● **Your task**: Report each line of the entries that contains the word "name", copied in full.

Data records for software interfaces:
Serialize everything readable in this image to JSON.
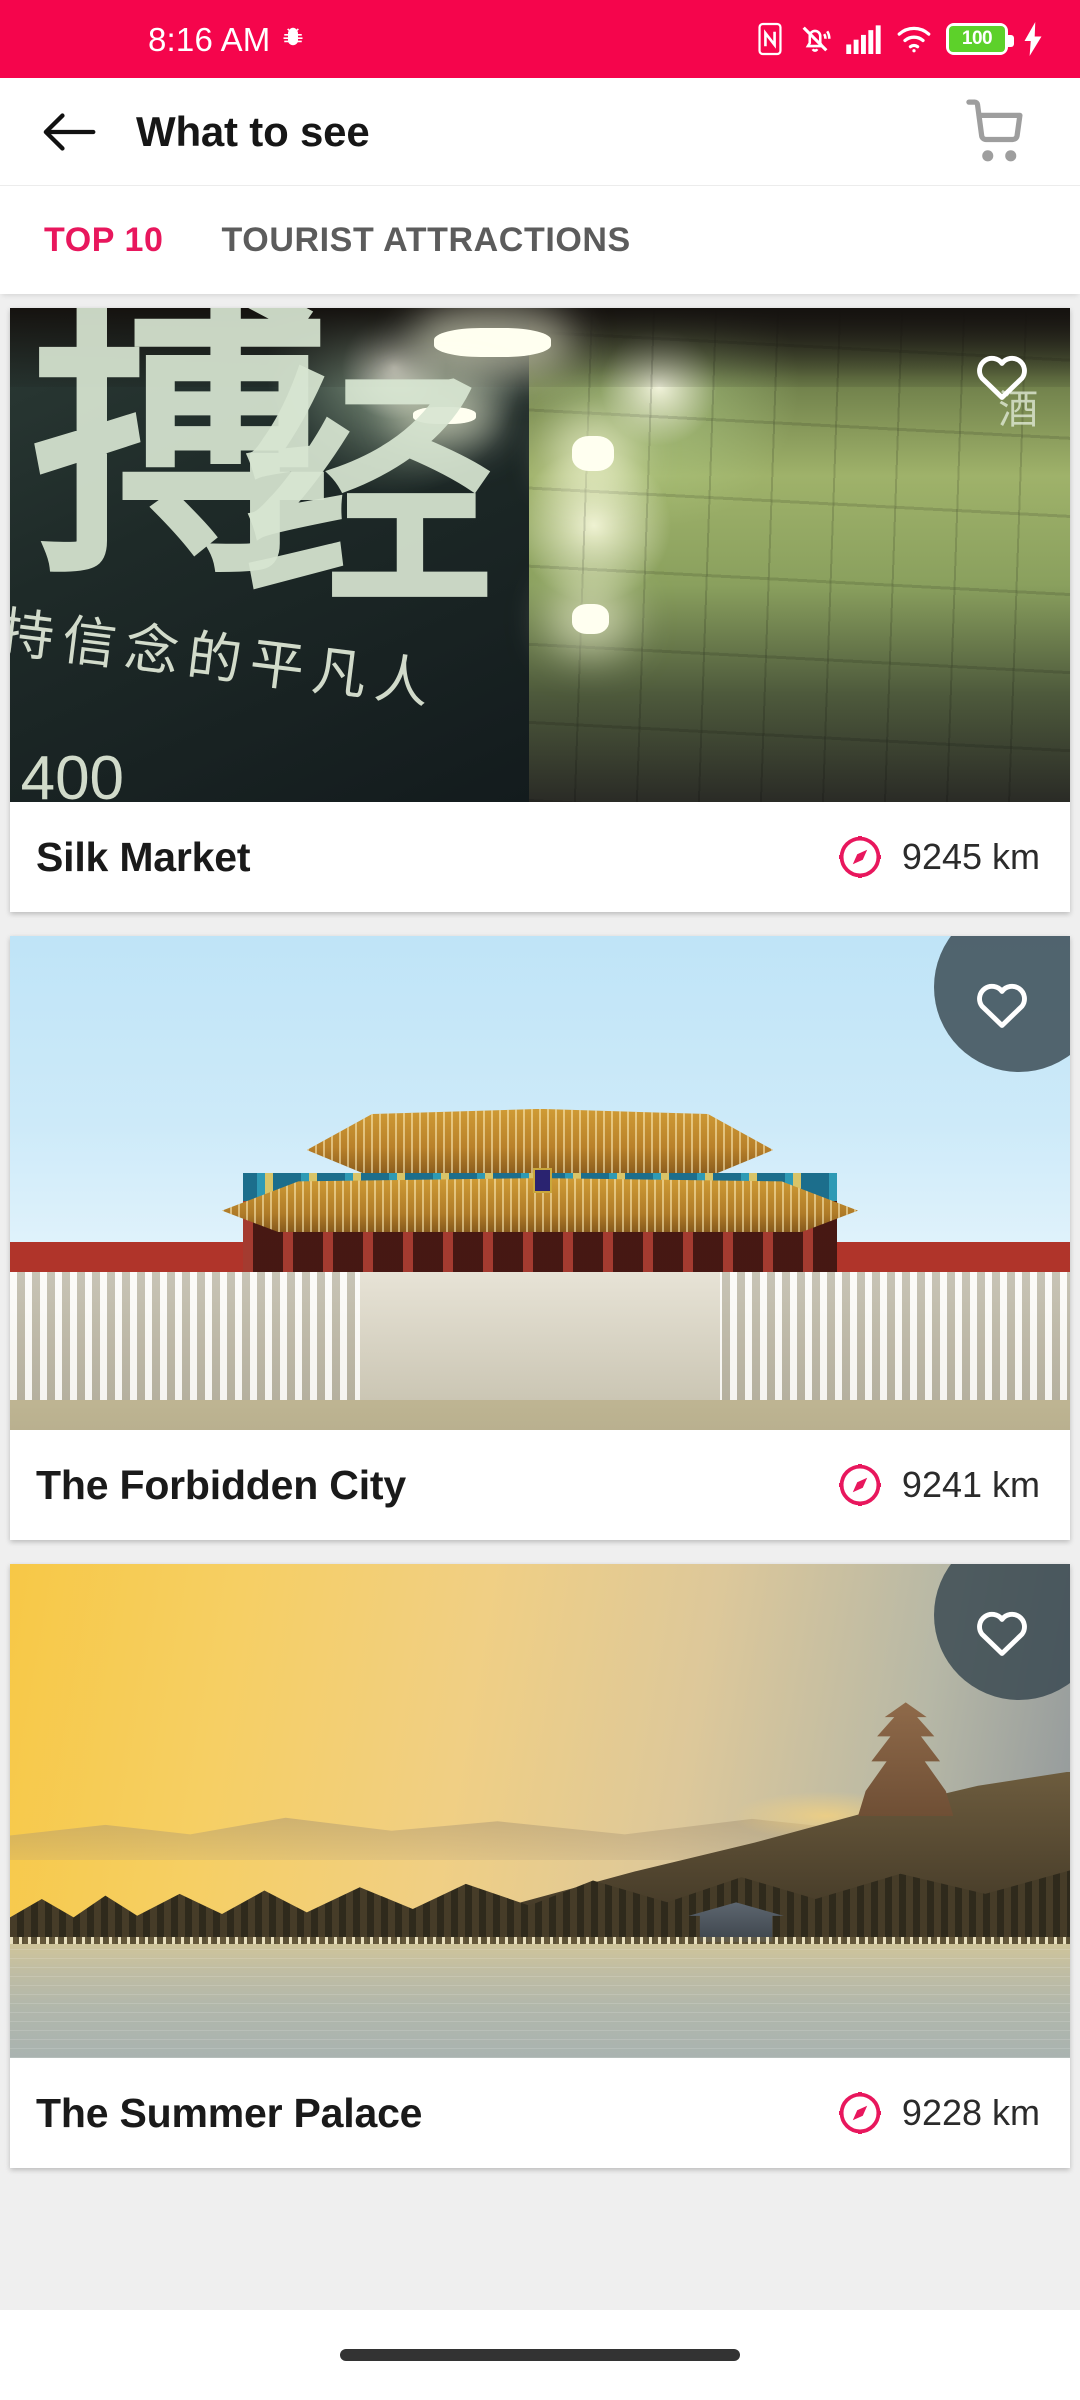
{
  "status_bar": {
    "time": "8:16 AM",
    "background_color": "#F5054C",
    "icons": [
      "bug-icon",
      "nfc-icon",
      "mute-vibrate-icon",
      "cellular-signal-icon",
      "wifi-icon"
    ],
    "battery": {
      "level_text": "100",
      "fill_color": "#5DD12A",
      "charging": true
    }
  },
  "app_bar": {
    "back_label": "back-arrow",
    "title": "What to see",
    "cart_label": "shopping-cart"
  },
  "tabs": [
    {
      "label": "TOP 10",
      "active": true,
      "color": "#E8175D"
    },
    {
      "label": "TOURIST ATTRACTIONS",
      "active": false,
      "color": "#5C5C5C"
    }
  ],
  "accent_color": "#E8175D",
  "list_background": "#EFEFEF",
  "cards": [
    {
      "title": "Silk Market",
      "distance": "9245 km",
      "favorite": false,
      "fav_scrim": false,
      "photo": "silk-market-night-signage"
    },
    {
      "title": "The Forbidden City",
      "distance": "9241 km",
      "favorite": false,
      "fav_scrim": true,
      "photo": "forbidden-city-hall-of-supreme-harmony"
    },
    {
      "title": "The Summer Palace",
      "distance": "9228 km",
      "favorite": false,
      "fav_scrim": true,
      "photo": "summer-palace-sunset-lake"
    }
  ],
  "silk_photo_text": {
    "big_1": "搏",
    "big_2": "经",
    "line_small": "持信念的平凡人",
    "price": "400",
    "logo_text": "酒"
  },
  "nav_bar": {
    "gesture_pill": "home-gesture-pill"
  }
}
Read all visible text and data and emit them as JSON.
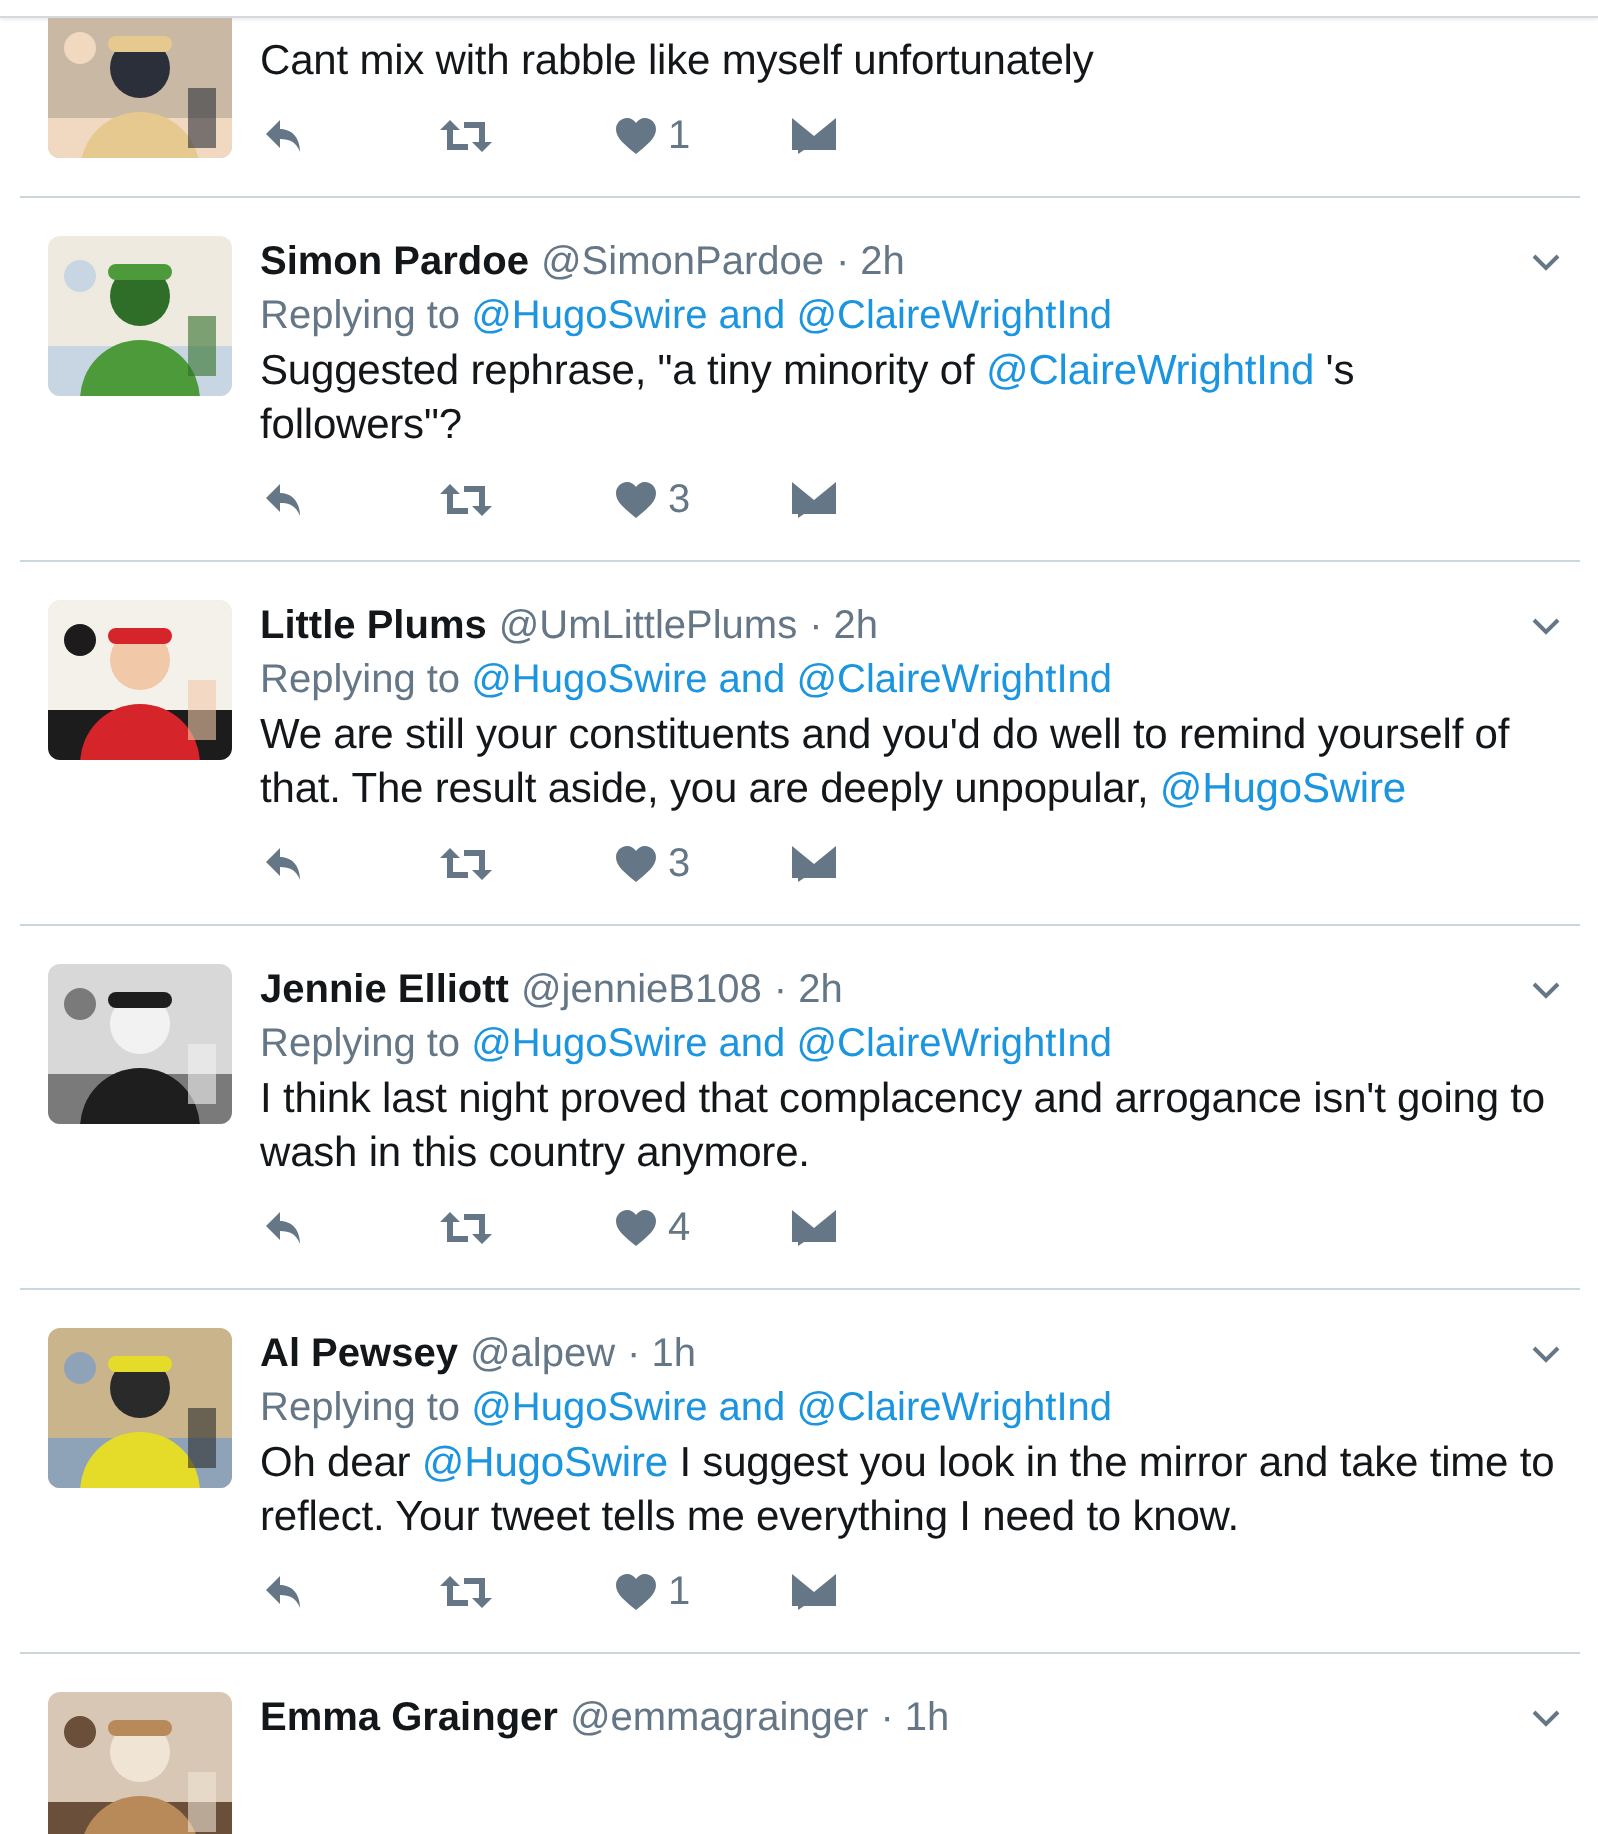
{
  "tweets": [
    {
      "body": [
        {
          "kind": "text",
          "text": "Cant mix with rabble like myself unfortunately"
        }
      ],
      "likes": "1",
      "avatar": {
        "kind": "picture"
      }
    },
    {
      "name": "Simon Pardoe",
      "handle": "@SimonPardoe",
      "time": "· 2h",
      "reply_label": "Replying to",
      "reply_to": "@HugoSwire and @ClaireWrightInd",
      "body": [
        {
          "kind": "text",
          "text": "Suggested rephrase, \"a tiny minority of "
        },
        {
          "kind": "mention",
          "text": "@ClaireWrightInd"
        },
        {
          "kind": "text",
          "text": " 's followers\"?"
        }
      ],
      "likes": "3",
      "avatar": {
        "kind": "picture"
      }
    },
    {
      "name": "Little Plums",
      "handle": "@UmLittlePlums",
      "time": "· 2h",
      "reply_label": "Replying to",
      "reply_to": "@HugoSwire and @ClaireWrightInd",
      "body": [
        {
          "kind": "text",
          "text": "We are still your constituents and you'd do well to remind yourself of that. The result aside, you are deeply unpopular, "
        },
        {
          "kind": "mention",
          "text": "@HugoSwire"
        }
      ],
      "likes": "3",
      "avatar": {
        "kind": "picture"
      }
    },
    {
      "name": "Jennie Elliott",
      "handle": "@jennieB108",
      "time": "· 2h",
      "reply_label": "Replying to",
      "reply_to": "@HugoSwire and @ClaireWrightInd",
      "body": [
        {
          "kind": "text",
          "text": "I think last night proved that complacency and arrogance isn't going to wash in this country anymore."
        }
      ],
      "likes": "4",
      "avatar": {
        "kind": "picture"
      }
    },
    {
      "name": "Al Pewsey",
      "handle": "@alpew",
      "time": "· 1h",
      "reply_label": "Replying to",
      "reply_to": "@HugoSwire and @ClaireWrightInd",
      "body": [
        {
          "kind": "text",
          "text": "Oh dear "
        },
        {
          "kind": "mention",
          "text": "@HugoSwire"
        },
        {
          "kind": "text",
          "text": " I suggest you look in the mirror and take time to reflect. Your tweet tells me everything I need to know."
        }
      ],
      "likes": "1",
      "avatar": {
        "kind": "picture"
      }
    },
    {
      "name": "Emma Grainger",
      "handle": "@emmagrainger",
      "time": "· 1h",
      "avatar": {
        "kind": "picture"
      }
    }
  ]
}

● **Reply to the task**:
      "name": "Simon Pardoe",
      "name": "Little Plums",
      "name": "Jennie Elliott",
      "name": "Al Pewsey",
      "name": "Emma Grainger",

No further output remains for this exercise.